The desire for greater diversity on corporate boards is extending to another category: age.
With a greater ability to adjust to technological changes and different perspectives, younger board members can wield great value, said TK Kerstetter, CEO of educational platform Boardroom Resources.
The Georgia-based company, along with Nasdaq and Chicago-based executive search firm Spencer Stuart, last week launched Next Gen Board Leaders, an initiative to teach existing boards the value of younger members.
Typically, many of the people on the board, in their business experience, haven’t had to deal with the digital or the cyber issues. They often don’t have as much hands-on experience as these younger movers and shakers do.
Next Gen Board Leaders plans to provide information for those interested in increasing age diversity on boards. It is also meant to provide a place where younger board members — think those in their 30s and 40s — can confab and learn from one another.
Excluding a younger generation of members “affects the ability as a board to create value for the company long-term,” said Caroline Tsay, 36, who serves as a director on the boards of Chicago-based Morningstar and Virginia-based Rosetta Stone.
Tsay also serves as chair of the Next Gen Board Leaders Advisory Council, which will create content for Next Gen Board Leaders’ website and social media accounts, she said.

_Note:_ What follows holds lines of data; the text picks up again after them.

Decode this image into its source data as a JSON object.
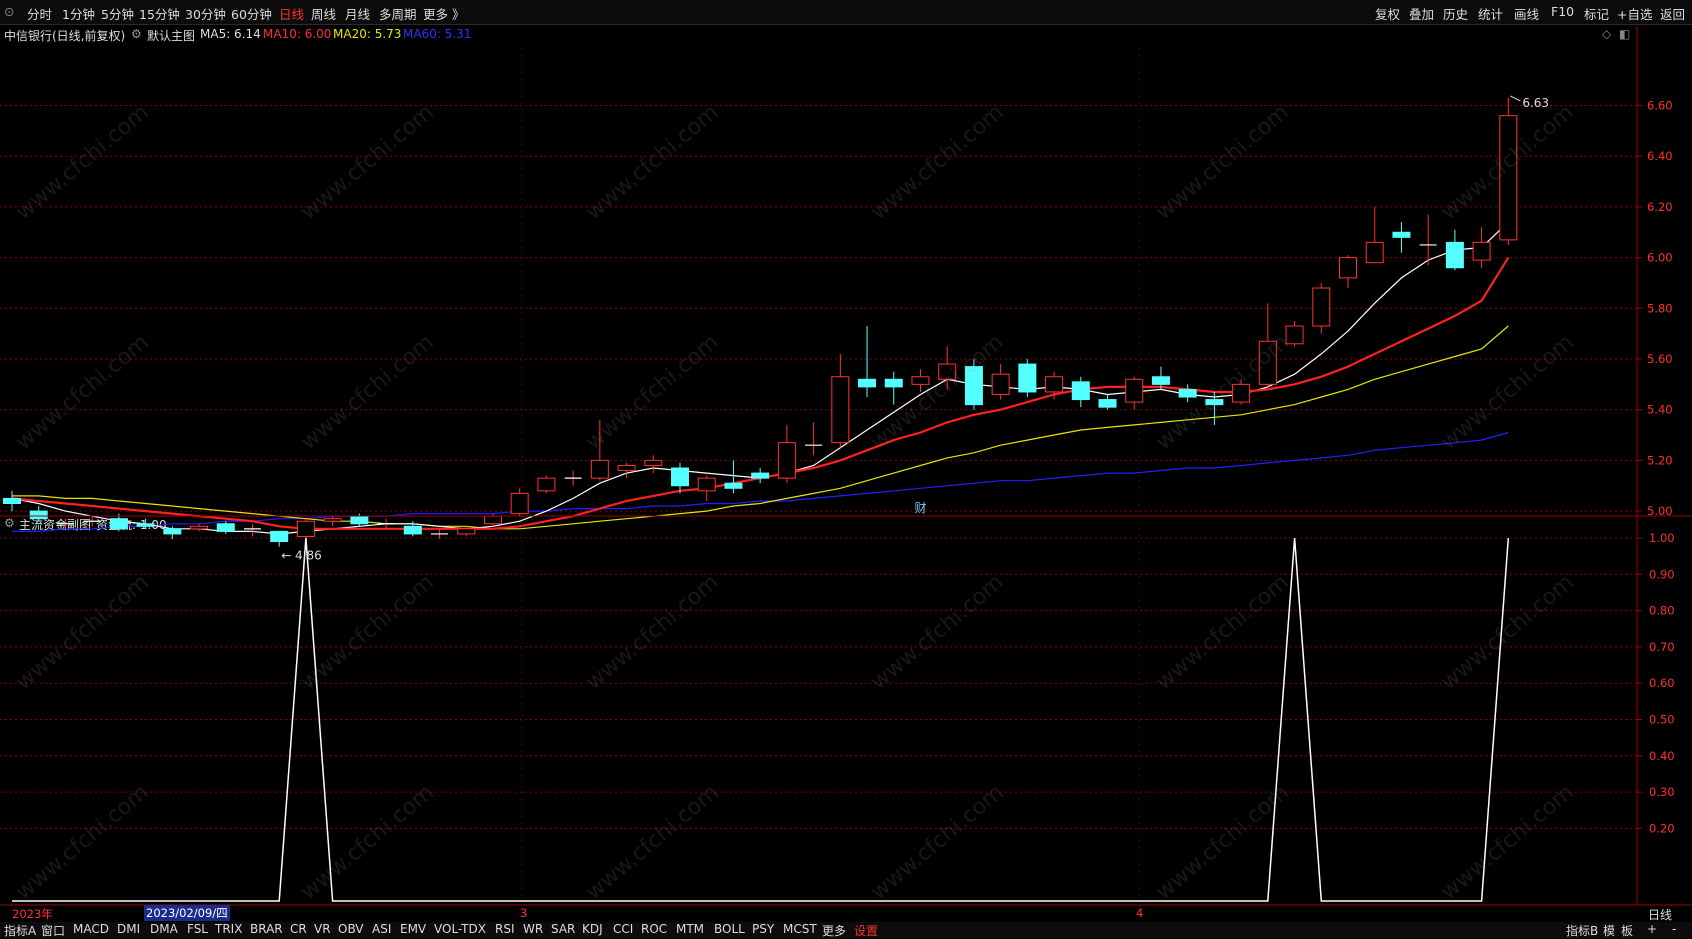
{
  "toolbar": {
    "left_tabs": [
      "分时",
      "1分钟",
      "5分钟",
      "15分钟",
      "30分钟",
      "60分钟",
      "日线",
      "周线",
      "月线",
      "多周期",
      "更多 》"
    ],
    "active_tab": "日线",
    "right_tabs": [
      "复权",
      "叠加",
      "历史",
      "统计",
      "画线",
      "F10",
      "标记",
      "+自选",
      "返回"
    ]
  },
  "main_info": {
    "stock": "中信银行(日线,前复权)",
    "chart_name": "默认主图",
    "ma5": "MA5: 6.14",
    "ma10": "MA10: 6.00",
    "ma20": "MA20: 5.73",
    "ma60": "MA60: 5.31"
  },
  "sub_info": {
    "name": "主流资金副图",
    "value": "资金流: 1.00"
  },
  "annotations": {
    "high": "6.63",
    "low": "4.86",
    "cai": "财"
  },
  "date_axis": {
    "year_label": "2023年",
    "cursor_date": "2023/02/09/四",
    "month_3": "3",
    "month_4": "4",
    "period": "日线"
  },
  "bottom_tabs": [
    "指标A",
    "窗口",
    "MACD",
    "DMI",
    "DMA",
    "FSL",
    "TRIX",
    "BRAR",
    "CR",
    "VR",
    "OBV",
    "ASI",
    "EMV",
    "VOL-TDX",
    "RSI",
    "WR",
    "SAR",
    "KDJ",
    "CCI",
    "ROC",
    "MTM",
    "BOLL",
    "PSY",
    "MCST",
    "更多",
    "设置"
  ],
  "bottom_right_tabs": [
    "指标B",
    "模",
    "板",
    "+",
    "-"
  ],
  "watermark": "www.cfchi.com",
  "colors": {
    "up": "#ff3232",
    "down": "#54ffff",
    "ma5": "#ffffff",
    "ma10": "#ff2020",
    "ma20": "#e6e600",
    "ma60": "#2020ff",
    "grid": "#8a0000"
  },
  "chart_data": [
    {
      "type": "candlestick",
      "title": "中信银行(日线,前复权)",
      "y_ticks": [
        "6.60",
        "6.40",
        "6.20",
        "6.00",
        "5.80",
        "5.60",
        "5.40",
        "5.20",
        "5.00"
      ],
      "ylim": [
        4.84,
        6.64
      ],
      "candles": [
        {
          "o": 5.05,
          "h": 5.08,
          "l": 5.0,
          "c": 5.03
        },
        {
          "o": 5.0,
          "h": 5.02,
          "l": 4.96,
          "c": 4.97
        },
        {
          "o": 4.95,
          "h": 4.97,
          "l": 4.93,
          "c": 4.95
        },
        {
          "o": 4.96,
          "h": 4.98,
          "l": 4.94,
          "c": 4.96
        },
        {
          "o": 4.97,
          "h": 4.99,
          "l": 4.92,
          "c": 4.93
        },
        {
          "o": 4.95,
          "h": 4.97,
          "l": 4.93,
          "c": 4.94
        },
        {
          "o": 4.93,
          "h": 4.94,
          "l": 4.89,
          "c": 4.91
        },
        {
          "o": 4.93,
          "h": 4.95,
          "l": 4.92,
          "c": 4.94
        },
        {
          "o": 4.95,
          "h": 4.96,
          "l": 4.91,
          "c": 4.92
        },
        {
          "o": 4.93,
          "h": 4.95,
          "l": 4.9,
          "c": 4.93
        },
        {
          "o": 4.92,
          "h": 4.92,
          "l": 4.86,
          "c": 4.88
        },
        {
          "o": 4.9,
          "h": 4.97,
          "l": 4.89,
          "c": 4.96
        },
        {
          "o": 4.96,
          "h": 4.98,
          "l": 4.94,
          "c": 4.97
        },
        {
          "o": 4.98,
          "h": 4.99,
          "l": 4.94,
          "c": 4.95
        },
        {
          "o": 4.95,
          "h": 4.97,
          "l": 4.93,
          "c": 4.95
        },
        {
          "o": 4.94,
          "h": 4.96,
          "l": 4.9,
          "c": 4.91
        },
        {
          "o": 4.91,
          "h": 4.93,
          "l": 4.89,
          "c": 4.91
        },
        {
          "o": 4.91,
          "h": 4.94,
          "l": 4.9,
          "c": 4.93
        },
        {
          "o": 4.95,
          "h": 4.99,
          "l": 4.94,
          "c": 4.98
        },
        {
          "o": 4.99,
          "h": 5.09,
          "l": 4.98,
          "c": 5.07
        },
        {
          "o": 5.08,
          "h": 5.14,
          "l": 5.07,
          "c": 5.13
        },
        {
          "o": 5.13,
          "h": 5.16,
          "l": 5.1,
          "c": 5.13
        },
        {
          "o": 5.13,
          "h": 5.36,
          "l": 5.12,
          "c": 5.2
        },
        {
          "o": 5.16,
          "h": 5.19,
          "l": 5.13,
          "c": 5.18
        },
        {
          "o": 5.18,
          "h": 5.22,
          "l": 5.15,
          "c": 5.2
        },
        {
          "o": 5.17,
          "h": 5.19,
          "l": 5.07,
          "c": 5.1
        },
        {
          "o": 5.08,
          "h": 5.14,
          "l": 5.04,
          "c": 5.13
        },
        {
          "o": 5.11,
          "h": 5.2,
          "l": 5.07,
          "c": 5.09
        },
        {
          "o": 5.15,
          "h": 5.17,
          "l": 5.11,
          "c": 5.13
        },
        {
          "o": 5.13,
          "h": 5.34,
          "l": 5.11,
          "c": 5.27
        },
        {
          "o": 5.26,
          "h": 5.35,
          "l": 5.22,
          "c": 5.26
        },
        {
          "o": 5.27,
          "h": 5.62,
          "l": 5.25,
          "c": 5.53
        },
        {
          "o": 5.52,
          "h": 5.73,
          "l": 5.45,
          "c": 5.49
        },
        {
          "o": 5.52,
          "h": 5.55,
          "l": 5.42,
          "c": 5.49
        },
        {
          "o": 5.5,
          "h": 5.56,
          "l": 5.47,
          "c": 5.53
        },
        {
          "o": 5.52,
          "h": 5.65,
          "l": 5.48,
          "c": 5.58
        },
        {
          "o": 5.57,
          "h": 5.6,
          "l": 5.4,
          "c": 5.42
        },
        {
          "o": 5.46,
          "h": 5.58,
          "l": 5.44,
          "c": 5.54
        },
        {
          "o": 5.58,
          "h": 5.6,
          "l": 5.45,
          "c": 5.47
        },
        {
          "o": 5.47,
          "h": 5.55,
          "l": 5.44,
          "c": 5.53
        },
        {
          "o": 5.51,
          "h": 5.53,
          "l": 5.41,
          "c": 5.44
        },
        {
          "o": 5.44,
          "h": 5.46,
          "l": 5.4,
          "c": 5.41
        },
        {
          "o": 5.43,
          "h": 5.53,
          "l": 5.4,
          "c": 5.52
        },
        {
          "o": 5.53,
          "h": 5.57,
          "l": 5.48,
          "c": 5.5
        },
        {
          "o": 5.48,
          "h": 5.5,
          "l": 5.43,
          "c": 5.45
        },
        {
          "o": 5.44,
          "h": 5.47,
          "l": 5.34,
          "c": 5.42
        },
        {
          "o": 5.43,
          "h": 5.52,
          "l": 5.42,
          "c": 5.5
        },
        {
          "o": 5.5,
          "h": 5.82,
          "l": 5.49,
          "c": 5.67
        },
        {
          "o": 5.66,
          "h": 5.75,
          "l": 5.65,
          "c": 5.73
        },
        {
          "o": 5.73,
          "h": 5.9,
          "l": 5.7,
          "c": 5.88
        },
        {
          "o": 5.92,
          "h": 6.01,
          "l": 5.88,
          "c": 6.0
        },
        {
          "o": 5.98,
          "h": 6.2,
          "l": 5.98,
          "c": 6.06
        },
        {
          "o": 6.1,
          "h": 6.14,
          "l": 6.02,
          "c": 6.08
        },
        {
          "o": 6.05,
          "h": 6.17,
          "l": 5.97,
          "c": 6.05
        },
        {
          "o": 6.06,
          "h": 6.11,
          "l": 5.95,
          "c": 5.96
        },
        {
          "o": 5.99,
          "h": 6.12,
          "l": 5.96,
          "c": 6.06
        },
        {
          "o": 6.07,
          "h": 6.63,
          "l": 6.05,
          "c": 6.56
        }
      ],
      "ma5": [
        5.05,
        5.03,
        5.0,
        4.98,
        4.96,
        4.95,
        4.93,
        4.93,
        4.92,
        4.92,
        4.91,
        4.92,
        4.93,
        4.94,
        4.95,
        4.95,
        4.94,
        4.93,
        4.94,
        4.96,
        5.0,
        5.05,
        5.11,
        5.15,
        5.17,
        5.16,
        5.15,
        5.14,
        5.13,
        5.15,
        5.18,
        5.25,
        5.32,
        5.39,
        5.46,
        5.52,
        5.5,
        5.49,
        5.48,
        5.49,
        5.48,
        5.46,
        5.47,
        5.48,
        5.46,
        5.45,
        5.46,
        5.49,
        5.54,
        5.62,
        5.71,
        5.82,
        5.92,
        5.99,
        6.03,
        6.04,
        6.14
      ],
      "ma10": [
        5.05,
        5.04,
        5.03,
        5.02,
        5.01,
        5.0,
        4.99,
        4.98,
        4.97,
        4.96,
        4.94,
        4.93,
        4.93,
        4.93,
        4.93,
        4.93,
        4.93,
        4.93,
        4.93,
        4.94,
        4.96,
        4.98,
        5.01,
        5.04,
        5.06,
        5.08,
        5.09,
        5.11,
        5.13,
        5.15,
        5.17,
        5.2,
        5.24,
        5.28,
        5.31,
        5.35,
        5.38,
        5.4,
        5.43,
        5.46,
        5.48,
        5.49,
        5.49,
        5.49,
        5.48,
        5.47,
        5.47,
        5.48,
        5.5,
        5.53,
        5.57,
        5.62,
        5.67,
        5.72,
        5.77,
        5.83,
        6.0
      ],
      "ma20": [
        5.06,
        5.06,
        5.05,
        5.05,
        5.04,
        5.03,
        5.02,
        5.01,
        5.0,
        4.99,
        4.98,
        4.97,
        4.96,
        4.96,
        4.95,
        4.95,
        4.94,
        4.94,
        4.93,
        4.93,
        4.94,
        4.95,
        4.96,
        4.97,
        4.98,
        4.99,
        5.0,
        5.02,
        5.03,
        5.05,
        5.07,
        5.09,
        5.12,
        5.15,
        5.18,
        5.21,
        5.23,
        5.26,
        5.28,
        5.3,
        5.32,
        5.33,
        5.34,
        5.35,
        5.36,
        5.37,
        5.38,
        5.4,
        5.42,
        5.45,
        5.48,
        5.52,
        5.55,
        5.58,
        5.61,
        5.64,
        5.73
      ],
      "ma60": [
        4.92,
        4.92,
        4.93,
        4.93,
        4.94,
        4.94,
        4.95,
        4.95,
        4.96,
        4.96,
        4.97,
        4.97,
        4.98,
        4.98,
        4.98,
        4.99,
        4.99,
        4.99,
        4.99,
        5.0,
        5.0,
        5.01,
        5.01,
        5.01,
        5.02,
        5.02,
        5.03,
        5.03,
        5.04,
        5.04,
        5.05,
        5.06,
        5.07,
        5.08,
        5.09,
        5.1,
        5.11,
        5.12,
        5.12,
        5.13,
        5.14,
        5.15,
        5.15,
        5.16,
        5.17,
        5.17,
        5.18,
        5.19,
        5.2,
        5.21,
        5.22,
        5.24,
        5.25,
        5.26,
        5.27,
        5.28,
        5.31
      ]
    },
    {
      "type": "line",
      "title": "主流资金副图",
      "series": [
        {
          "name": "资金流",
          "values": [
            0,
            0,
            0,
            0,
            0,
            0,
            0,
            0,
            0,
            0,
            0,
            1,
            0,
            0,
            0,
            0,
            0,
            0,
            0,
            0,
            0,
            0,
            0,
            0,
            0,
            0,
            0,
            0,
            0,
            0,
            0,
            0,
            0,
            0,
            0,
            0,
            0,
            0,
            0,
            0,
            0,
            0,
            0,
            0,
            0,
            0,
            0,
            0,
            1,
            0,
            0,
            0,
            0,
            0,
            0,
            0,
            1
          ]
        }
      ],
      "y_ticks": [
        "1.00",
        "0.90",
        "0.80",
        "0.70",
        "0.60",
        "0.50",
        "0.40",
        "0.30",
        "0.20"
      ],
      "ylim": [
        0,
        1
      ]
    }
  ]
}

“I just wouldn’t be on the boards that I’m on if it weren’t for the fact that investors, shareholders, board members were looking for this experience,” Tsay said.
Susan Chapman-Hughes, 48, a director from Chicago-based sandwich chain Potbelly, is also on the advisory council, which is composed of 10 members.